Banks such as Morgan Stanley (MS.N) and credit card giant American Express (AXP.N) that are heavily dependent on fee income, such as from investment banking or wealth management, could also face large capital increases, the Journal reported.

Canada’s economy grew by more than expected in first quarter, upping odds of rate hike next week

The Canadian economy grew at an annualized rate of 3.1 per cent in the first quarter of 2023, Statistics Canada reported Wednesday.

The latest data shows growth beat out the federal agency’s own forecast of 2.5 per cent for the quarter. A preliminary estimate suggests the economy grew by 0.2 per cent in April, after remaining flat in March.

The ongoing resilience in the economy will likely spur discussions of a potential rate hike, as the Bank of Canada is expected to make its next interest rate announcement next week.

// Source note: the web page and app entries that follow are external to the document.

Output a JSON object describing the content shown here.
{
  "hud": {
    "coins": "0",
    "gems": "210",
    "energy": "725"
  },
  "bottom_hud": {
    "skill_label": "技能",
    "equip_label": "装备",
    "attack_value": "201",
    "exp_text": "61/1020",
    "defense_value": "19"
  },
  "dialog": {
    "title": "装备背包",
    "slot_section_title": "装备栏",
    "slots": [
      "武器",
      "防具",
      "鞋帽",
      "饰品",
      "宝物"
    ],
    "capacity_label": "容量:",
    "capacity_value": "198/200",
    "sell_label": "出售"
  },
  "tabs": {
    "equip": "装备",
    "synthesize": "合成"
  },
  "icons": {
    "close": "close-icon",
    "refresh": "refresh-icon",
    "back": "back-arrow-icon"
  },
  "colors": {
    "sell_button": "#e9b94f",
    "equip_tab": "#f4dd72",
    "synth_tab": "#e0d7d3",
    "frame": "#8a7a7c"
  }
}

The relatively strong GDP showing had investors increasing the odds of a rate hike when the central bank meets next week. Prior to the GDP numbers, trading in investments known as swaps was implying a litle over a one-in-four chance of a hike. 

Now, those odds are better than one-in-three.

Statscan says growth in exports and household spending helped spur growth in the first quarter. On the other side of the ledger, slower inventory accumulations as well as declines in household investment and business investment in machinery and equipment weighed on growth.

Tuan Nguyen, an economist with consulting firm RSM Canada, says the GDP numbers “blew past expectations.”

“After a slow final quarter of last year, the Canadian consumers and businesses came out strong in the first quarter, defying rising recession concerns that most market participants have been talking about,” Nguyen said. “There is no doubt that the data pointed to a hot economy, explaining why underlying inflation has remained elevated.”

Stubbornly high inflation

The Canadian economy has managed to continue outperforming expectations, despite the Bank of Canada hoping high interest rates would cause a more profound pullback by consumers and businesses.

The household spending figures show spending up on both goods and services in the first three months of